I don’t feel I have much in common with the Mahatas [Mental Health Treatment Aids] who are mostly abusive dullards and virulent racists, to boot. This bothers me because the staff is mostly black and they tend to abuse and victimize the white patients and the minorities who are just too sick for them to form a kinship with. The staff would watch the patients during “prime time,” when the professionals are on duty, and pretty much allow them to work out their relative issues in the safety of this asylum. That is, until the weekend. All the patients were conditioned to dread Saturday morning because this is when the ward staff would come in, put their feet up, eat their sausage, egg and cheese sandwiches with light and sweet coffee delivered from the local deli and begin exacting punishments for long forgotten misdeeds during the week. Continue reading
I’ve been reading Jonathan Metzl’s book The Protest Psychosis (Beacon, 2011). Metzl writes that both black and white psychiatrists in the U. S. diagnose schizophrenia in African-American men at rates four to five times more than other groups.
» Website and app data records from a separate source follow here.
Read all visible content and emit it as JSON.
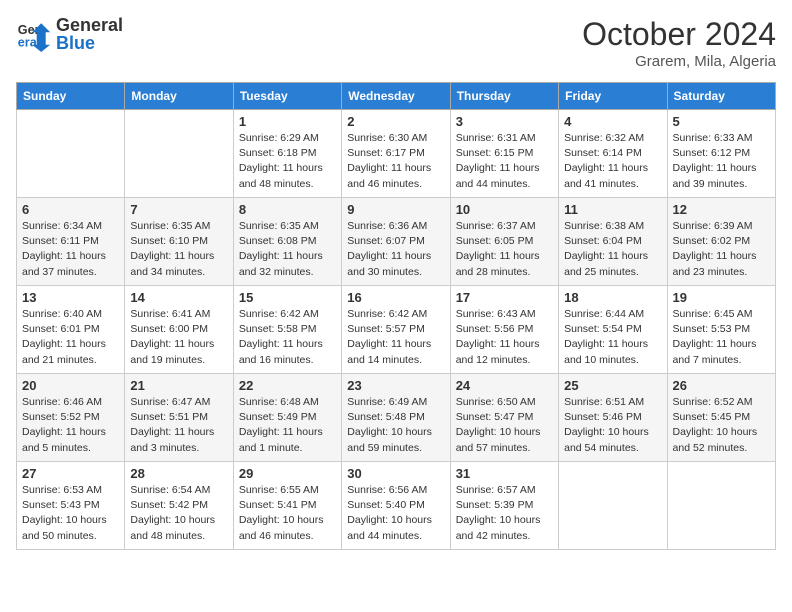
{
  "header": {
    "logo": {
      "general": "General",
      "blue": "Blue"
    },
    "title": "October 2024",
    "location": "Grarem, Mila, Algeria"
  },
  "days_of_week": [
    "Sunday",
    "Monday",
    "Tuesday",
    "Wednesday",
    "Thursday",
    "Friday",
    "Saturday"
  ],
  "weeks": [
    [
      null,
      null,
      {
        "day": 1,
        "sunrise": "6:29 AM",
        "sunset": "6:18 PM",
        "daylight": "11 hours and 48 minutes."
      },
      {
        "day": 2,
        "sunrise": "6:30 AM",
        "sunset": "6:17 PM",
        "daylight": "11 hours and 46 minutes."
      },
      {
        "day": 3,
        "sunrise": "6:31 AM",
        "sunset": "6:15 PM",
        "daylight": "11 hours and 44 minutes."
      },
      {
        "day": 4,
        "sunrise": "6:32 AM",
        "sunset": "6:14 PM",
        "daylight": "11 hours and 41 minutes."
      },
      {
        "day": 5,
        "sunrise": "6:33 AM",
        "sunset": "6:12 PM",
        "daylight": "11 hours and 39 minutes."
      }
    ],
    [
      {
        "day": 6,
        "sunrise": "6:34 AM",
        "sunset": "6:11 PM",
        "daylight": "11 hours and 37 minutes."
      },
      {
        "day": 7,
        "sunrise": "6:35 AM",
        "sunset": "6:10 PM",
        "daylight": "11 hours and 34 minutes."
      },
      {
        "day": 8,
        "sunrise": "6:35 AM",
        "sunset": "6:08 PM",
        "daylight": "11 hours and 32 minutes."
      },
      {
        "day": 9,
        "sunrise": "6:36 AM",
        "sunset": "6:07 PM",
        "daylight": "11 hours and 30 minutes."
      },
      {
        "day": 10,
        "sunrise": "6:37 AM",
        "sunset": "6:05 PM",
        "daylight": "11 hours and 28 minutes."
      },
      {
        "day": 11,
        "sunrise": "6:38 AM",
        "sunset": "6:04 PM",
        "daylight": "11 hours and 25 minutes."
      },
      {
        "day": 12,
        "sunrise": "6:39 AM",
        "sunset": "6:02 PM",
        "daylight": "11 hours and 23 minutes."
      }
    ],
    [
      {
        "day": 13,
        "sunrise": "6:40 AM",
        "sunset": "6:01 PM",
        "daylight": "11 hours and 21 minutes."
      },
      {
        "day": 14,
        "sunrise": "6:41 AM",
        "sunset": "6:00 PM",
        "daylight": "11 hours and 19 minutes."
      },
      {
        "day": 15,
        "sunrise": "6:42 AM",
        "sunset": "5:58 PM",
        "daylight": "11 hours and 16 minutes."
      },
      {
        "day": 16,
        "sunrise": "6:42 AM",
        "sunset": "5:57 PM",
        "daylight": "11 hours and 14 minutes."
      },
      {
        "day": 17,
        "sunrise": "6:43 AM",
        "sunset": "5:56 PM",
        "daylight": "11 hours and 12 minutes."
      },
      {
        "day": 18,
        "sunrise": "6:44 AM",
        "sunset": "5:54 PM",
        "daylight": "11 hours and 10 minutes."
      },
      {
        "day": 19,
        "sunrise": "6:45 AM",
        "sunset": "5:53 PM",
        "daylight": "11 hours and 7 minutes."
      }
    ],
    [
      {
        "day": 20,
        "sunrise": "6:46 AM",
        "sunset": "5:52 PM",
        "daylight": "11 hours and 5 minutes."
      },
      {
        "day": 21,
        "sunrise": "6:47 AM",
        "sunset": "5:51 PM",
        "daylight": "11 hours and 3 minutes."
      },
      {
        "day": 22,
        "sunrise": "6:48 AM",
        "sunset": "5:49 PM",
        "daylight": "11 hours and 1 minute."
      },
      {
        "day": 23,
        "sunrise": "6:49 AM",
        "sunset": "5:48 PM",
        "daylight": "10 hours and 59 minutes."
      },
      {
        "day": 24,
        "sunrise": "6:50 AM",
        "sunset": "5:47 PM",
        "daylight": "10 hours and 57 minutes."
      },
      {
        "day": 25,
        "sunrise": "6:51 AM",
        "sunset": "5:46 PM",
        "daylight": "10 hours and 54 minutes."
      },
      {
        "day": 26,
        "sunrise": "6:52 AM",
        "sunset": "5:45 PM",
        "daylight": "10 hours and 52 minutes."
      }
    ],
    [
      {
        "day": 27,
        "sunrise": "6:53 AM",
        "sunset": "5:43 PM",
        "daylight": "10 hours and 50 minutes."
      },
      {
        "day": 28,
        "sunrise": "6:54 AM",
        "sunset": "5:42 PM",
        "daylight": "10 hours and 48 minutes."
      },
      {
        "day": 29,
        "sunrise": "6:55 AM",
        "sunset": "5:41 PM",
        "daylight": "10 hours and 46 minutes."
      },
      {
        "day": 30,
        "sunrise": "6:56 AM",
        "sunset": "5:40 PM",
        "daylight": "10 hours and 44 minutes."
      },
      {
        "day": 31,
        "sunrise": "6:57 AM",
        "sunset": "5:39 PM",
        "daylight": "10 hours and 42 minutes."
      },
      null,
      null
    ]
  ]
}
Metzl noticed a shift in the public image of gender and race in the 1950s and 1960s. While in the 1930s and 1940s schizophrenia was often associated with white, middle class housewives “whose schizophrenic mood swings resulted from domestic strife or emotional isolation,” in the 1950s and 1960s ads for the antipsychotic drug Haldol showed “angry black men with clenched, Black Power fists in urban scenes whose symptoms of social belligerence required chemical treatment.”
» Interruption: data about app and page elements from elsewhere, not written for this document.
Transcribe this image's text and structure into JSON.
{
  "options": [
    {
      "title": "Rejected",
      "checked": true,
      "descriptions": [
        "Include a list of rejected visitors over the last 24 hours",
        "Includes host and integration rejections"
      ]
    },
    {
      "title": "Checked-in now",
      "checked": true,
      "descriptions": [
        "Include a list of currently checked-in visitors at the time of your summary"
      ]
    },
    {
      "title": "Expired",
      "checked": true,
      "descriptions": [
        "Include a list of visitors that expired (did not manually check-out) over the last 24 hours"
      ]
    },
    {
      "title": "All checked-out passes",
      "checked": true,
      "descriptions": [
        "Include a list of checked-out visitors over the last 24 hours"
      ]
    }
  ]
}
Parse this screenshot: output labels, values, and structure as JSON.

Metzl’s book shows how drug companies, researchers, individual doctors and the DSM-II from 1968 perpetuated common stereotypes involving gender and race.
“Researchers used DSM-II criteria to uncover hostile aspects of black schizophrenia with civil rights demonstrations. Meanwhile, studies conflated black schizophrenia with Black Power in order to illustrate evolving understandings of the illness as hostile or violent, or used long-standing stereotypes about manic, crazy black men to demonstrate ‘new’ forms of schizophrenic illness.”
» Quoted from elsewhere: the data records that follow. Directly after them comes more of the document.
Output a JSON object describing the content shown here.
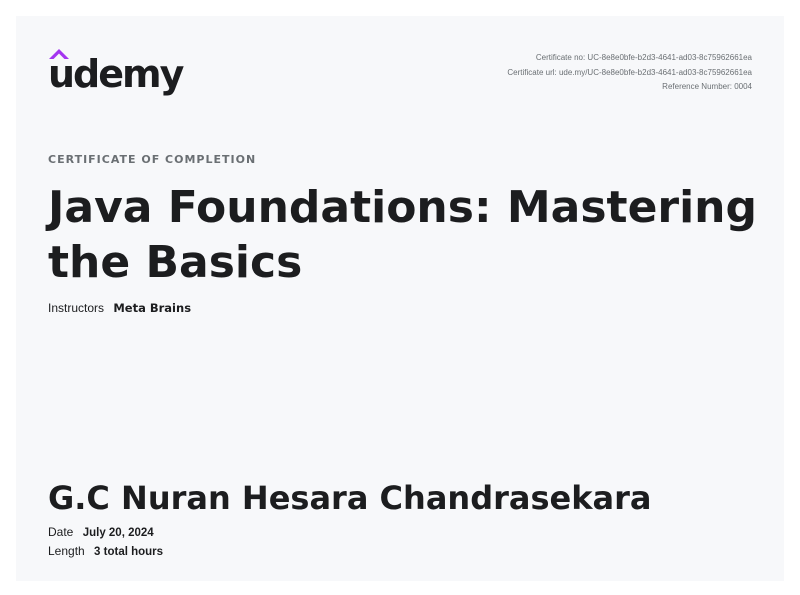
{
  "logo": {
    "wordmark": "udemy",
    "icon": "udemy-logo-icon",
    "accent_color": "#a435f0"
  },
  "meta": {
    "certificate_no": "Certificate no: UC-8e8e0bfe-b2d3-4641-ad03-8c75962661ea",
    "certificate_url": "Certificate url: ude.my/UC-8e8e0bfe-b2d3-4641-ad03-8c75962661ea",
    "reference_number": "Reference Number: 0004"
  },
  "certificate": {
    "eyebrow": "CERTIFICATE OF COMPLETION",
    "course_title": "Java Foundations: Mastering the Basics",
    "instructors_label": "Instructors",
    "instructors_value": "Meta Brains",
    "recipient_name": "G.C Nuran Hesara Chandrasekara",
    "date_label": "Date",
    "date_value": "July 20, 2024",
    "length_label": "Length",
    "length_value": "3 total hours"
  }
}
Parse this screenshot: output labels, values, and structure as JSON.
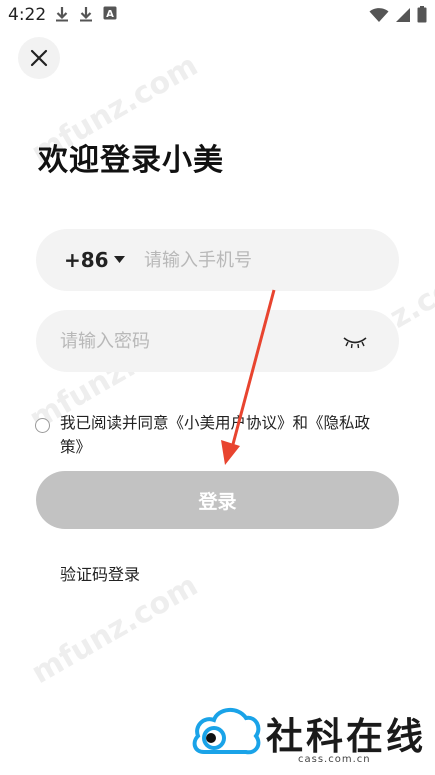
{
  "status_bar": {
    "time": "4:22",
    "left_icons": [
      "download-icon",
      "download-icon",
      "text-a-icon"
    ],
    "right_icons": [
      "wifi-icon",
      "signal-icon",
      "battery-icon"
    ]
  },
  "header": {
    "close_icon": "close-icon",
    "title": "欢迎登录小美"
  },
  "form": {
    "phone": {
      "country_code": "+86",
      "placeholder": "请输入手机号",
      "value": ""
    },
    "password": {
      "placeholder": "请输入密码",
      "value": "",
      "toggle_icon": "eye-closed-icon"
    },
    "agreement": {
      "checked": false,
      "text": "我已阅读并同意《小美用户协议》和《隐私政策》"
    },
    "login_button": "登录",
    "code_login_link": "验证码登录"
  },
  "watermarks": [
    "mfunz.com",
    "mfunz.com",
    "mfunz.com",
    "mfunz.com"
  ],
  "brand": {
    "name": "社科在线",
    "domain": "cass.com.cn"
  },
  "colors": {
    "field_bg": "#f3f3f3",
    "button_disabled": "#c2c2c2",
    "annotation_arrow": "#e8442f",
    "brand_logo": "#1aa3e8"
  }
}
“Yet the DSM-II functioned as an implicitly racist text because it mirrored the social context of its origins in ways that enabled users to knowingly or unknowingly pathologize mental illness. This was because the 1960s was an era when the notion that large groups of people acted in hostile ways while rationalizing their aggression as a justifiable response to the attitude of others was a tremendously powerful social message. But that group was not schizophrenia; it was people who were black.”
According to Metzl, in medical charts from 1960 to 1975 black schizophrenic patients were consistently labeled as “hostile,” “aggressive,” threatening,” “dangerous,” “suspicious,” and “belligerent” and were said to have “issues with police [and] authority figures.” (White patients, on the other hand, were more likely to be described as “cooperative,” suicidal,” “depressed” and “withdrawn.”)
This made me wonder about—and hopefully pay more attention to—the ways in which contemporary drug companies, psychological studies and individuals conflate and abuse issues like race and gender when illustrating and analyzing mental illness.
Here some illustrations from The Protest Psychosis: